But honestly? I think you’re gonna be fine. If she’s as awesome as you think, then yeah, she will be a good source of support for you.
Good luck, NCA.
Dear Dr. NerdLove,
First off, thank you so much for all that you do. It was due to one of your articles that, about six months ago, I went to see a therapist about some issues (mainly confidence and anxiety) and I’m on the right track toward being a happier person. I owe you one.
My question has to do with the appropriate way to leverage my job to finding dates. I work at a library (yes, it’s the best job ever, if you were wondering) and as a result I get to meet and chitchat with people on a consistent basis. Sometimes these people are women, and sometimes I just really want to ask them out.
I mean, not only do I get to see and talk to them, but I’ve got a leg-up on what they’re into and a conversation topic built right in, you know?
“Oh, you’re learning Sanskrit, that’s neat!”
“Is this your first time reading A Canticle for Leibowitz? It’s my favorite book!”
And so on.
So conversation and small talk aren’t the issue. That comes automatically with every patron. The problem is that I don’t know how, or if it’s even appropriate, to take it to the next level with some of them.
I’ve spent a lot of my life telling myself that a waitress or a cashier or whoever isn’t into me, it’s just their job to be friendly. Now I’m the one whose job is to be friendly, so how do I actually make myself clear that I’m not just being nice to a person because I have to, I’m being nice because in the space of about five minutes I’ve decided that she’s pretty neat and I’d like to know her better?
Thanks so much for all you do,
Crazy In The Stacks
Ok, don’t take this the wrong way, CITS but… this is a really bad idea.
Now strictly speaking, yes it’s possible to successfully ask a customer or patron out while you’re at work.

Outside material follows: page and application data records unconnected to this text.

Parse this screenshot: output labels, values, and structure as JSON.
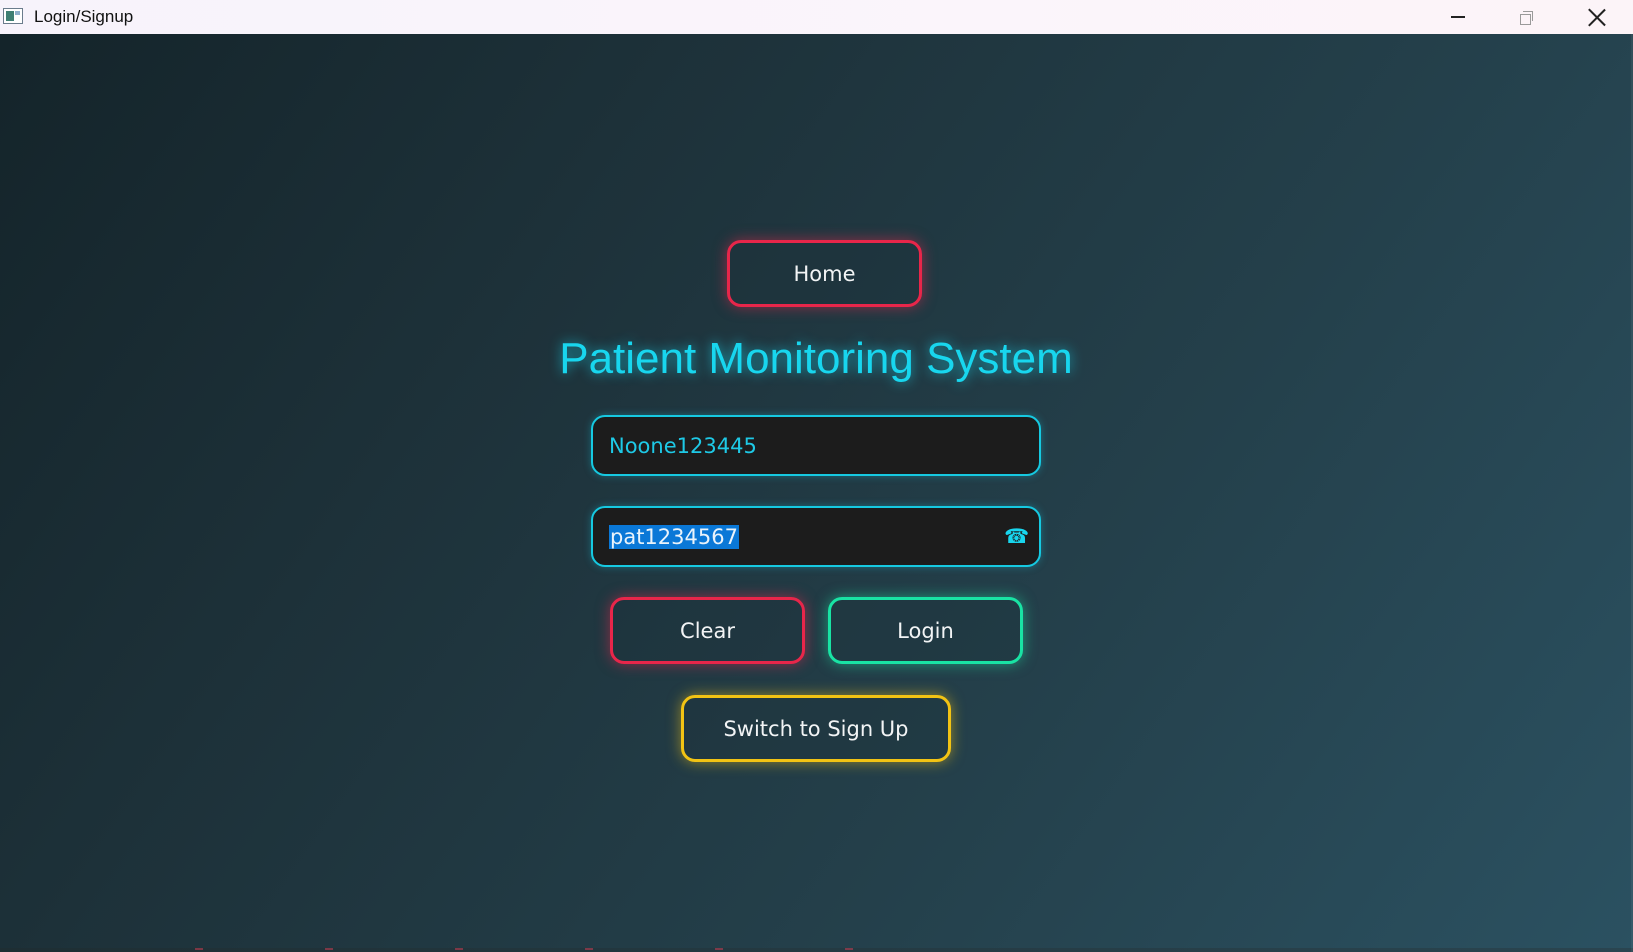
{
  "window": {
    "title": "Login/Signup"
  },
  "home_button": {
    "label": "Home"
  },
  "title": "Patient Monitoring System",
  "username_field": {
    "value": "Noone123445"
  },
  "password_field": {
    "value": "pat1234567",
    "selected": true,
    "icon": "phone-icon"
  },
  "actions": {
    "clear_label": "Clear",
    "login_label": "Login",
    "switch_label": "Switch to Sign Up"
  },
  "colors": {
    "accent_cyan": "#18d6ee",
    "danger_red": "#e8264a",
    "success_green": "#19e3a4",
    "warning_yellow": "#f2c314",
    "field_bg": "#1c1c1c",
    "selection_blue": "#0a78d7"
  }
}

But a) it’s Dating 301 at best and b) it has the potential to go horribly, catastrophically wrong if you screw up.
Let’s put it this way: depending on the type of library you’re working at, people are rarely going there just to hang out and socialize. Most of the time, they’re there with a purpose – to study, to find specific resources, etc. Your job is to assist them in this matter and to help keep the library organized and in working order. This makes you, in many ways, part of the public face of the library. If you’re busy flirting with a patron, then you’re not doing your job, which is hindering their goals. Worse, if they feel like you’re using your position at the library to try to pick up women… well, that can make some people feel incredibly uncomfortable and then they’ll feel less comfortable using the library. And that, in turn, can make trouble for you. Like, lose your job trouble.
And as much as I hate to say it: there’s a gendered element to this. As I’ve said before: women have more to fear from men than men have to fear from women, and most women have had the experience of dudes hitting on them and not taking “no thank you” very well. And when they’re in a position of needing something from you… well that’s not a comfortable place for them to be in.
So having said all that: there’s nothing wrong with chatting and being friendly to the patrons while you’re on the job. That’s just good customer service. But while you’re on the job, unless you’re very well socially calibrated, flirting is a bad idea. The best thing you can do is keep things very light and very low-key and let them lead with any flirty behavior. Make yourself approachable and let things build over time – be the cool, fun-to-talk-to guy at the library that they’re happy to see when they come in. That way, when they realize that they’d like to get to know you better, they’ll feel more confident about either sending very clear signals that they’d like to see you after work… or they’ll ask you out.